We usually keep budget discussions offline, but a lot of people have asked us how the governor’s recent line-item veto of USArray earthquake monitoring in the state capital budget will impact the Earthquake Center. Last evening’s KTUU news segment provides a good overview. The points below summarize where we are in the effort to adopt parts of the USArray facility. The bottom line is, USGS support is allowing us to save some USArray stations, at least for the short-term, but the governor’s $2.5 million veto limits Alaska’s prospects for adopting stations elsewhere in the state and jeopardizes $40+ million in federal investment going forward.
- This summer, we are in the process of assuming ownership of 43 USArray stations in southern Alaska thanks to generous support from the U.S. Geological Survey. We are cautiously optimistic about having the resources to operate these stations over the coming year, but we have a long road ahead at the federal level to build this into something we can reliably support for the future.
- There is, as yet, no actionable plan for adopting USArray sites in northern and western Alaska. We continue to engage with multiple federal agencies on ways to adopt some of these stations, but we are running out of time. These stations are slated for removal in the summer and fall of 2020, so field planning for those removals must begin in the next couple of months.
- The USArray capital request that Gov. Dunleavy vetoed last week was the sole research item submitted by the University of Alaska system for budget consideration this year. Conservatively, these one-time “start-up” funds would generate roughly $43M in federal investment over the first decade. The business plan that accompanied the capital request to the legislature and governor detailed the specific investment strategy including (i) the acquisition of equipment, (ii) upgrades & preventative maintenance, and (iii) the creation & delivery of new data products.
We have a lot of advocates in the Alaska legislature who have really taken the time to understand the project. Our congressional delegation in Washington DC is responsible for much of the success we have already had. And we have a passionate set of advocates across federal agencies including USGS, NOAA, NSF. The recent veto is a significant setback. But we are in this for the long run.
80 USArray stations proposed for long-term integration into the statewide monitoring network.
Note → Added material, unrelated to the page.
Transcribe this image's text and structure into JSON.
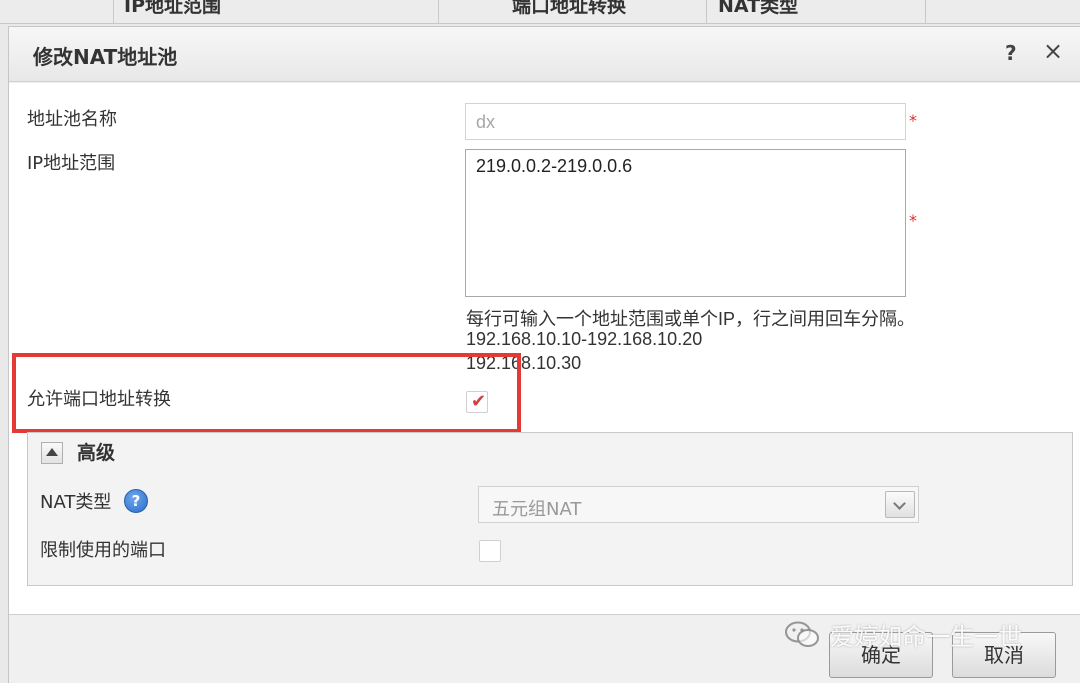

In addition to seismic capabilities, most of these stations include auxiliary sensors to track weather, atmospheric disturbances, and downhole soil temperature.